(Excerpts from an interface dataset)
Segment Open
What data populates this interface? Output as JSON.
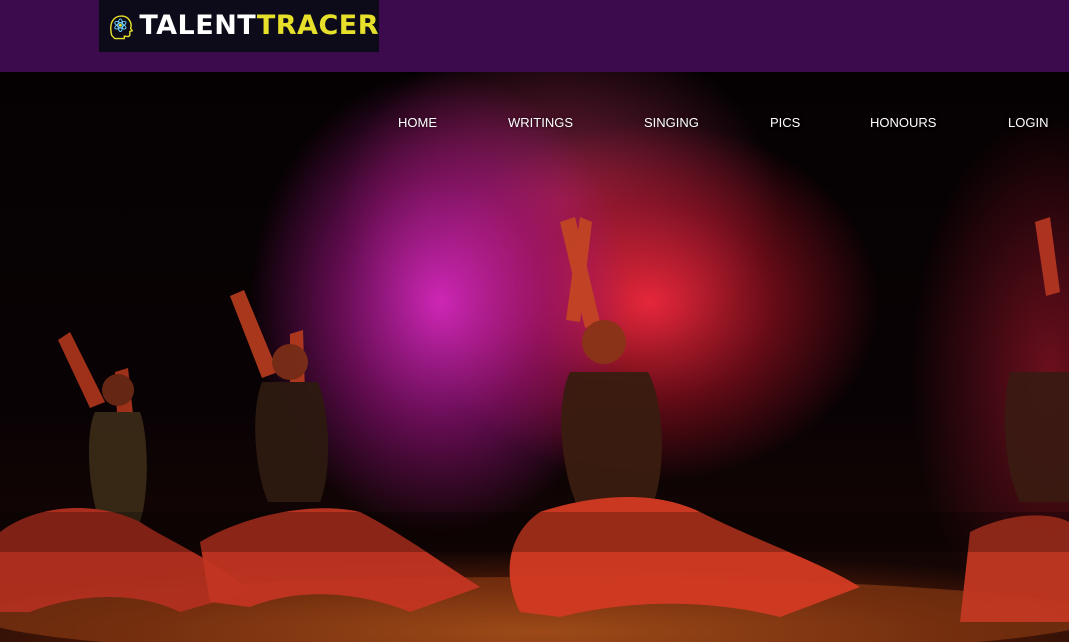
{
  "header": {
    "logo": {
      "text_part1": "TALENT",
      "text_part2": "TRACER",
      "icon": "head-atom-icon",
      "text_color": "#ffffff",
      "accent_color": "#e6e02a"
    },
    "background_color": "#3c0b4e"
  },
  "nav": {
    "items": [
      {
        "label": "HOME"
      },
      {
        "label": "WRITINGS"
      },
      {
        "label": "SINGING"
      },
      {
        "label": "PICS"
      },
      {
        "label": "HONOURS"
      },
      {
        "label": "LOGIN"
      }
    ]
  },
  "hero": {
    "image": "dancers-on-stage-with-colored-smoke"
  }
}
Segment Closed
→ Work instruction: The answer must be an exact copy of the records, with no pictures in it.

→ Expected output:
What data populates this interface? Output as JSON.
{
  "header": {
    "logo": {
      "text_part1": "TALENT",
      "text_part2": "TRACER",
      "icon": "head-atom-icon",
      "text_color": "#ffffff",
      "accent_color": "#e6e02a"
    },
    "background_color": "#3c0b4e"
  },
  "nav": {
    "items": [
      {
        "label": "HOME"
      },
      {
        "label": "WRITINGS"
      },
      {
        "label": "SINGING"
      },
      {
        "label": "PICS"
      },
      {
        "label": "HONOURS"
      },
      {
        "label": "LOGIN"
      }
    ]
  },
  "hero": {
    "image": "dancers-on-stage-with-colored-smoke"
  }
}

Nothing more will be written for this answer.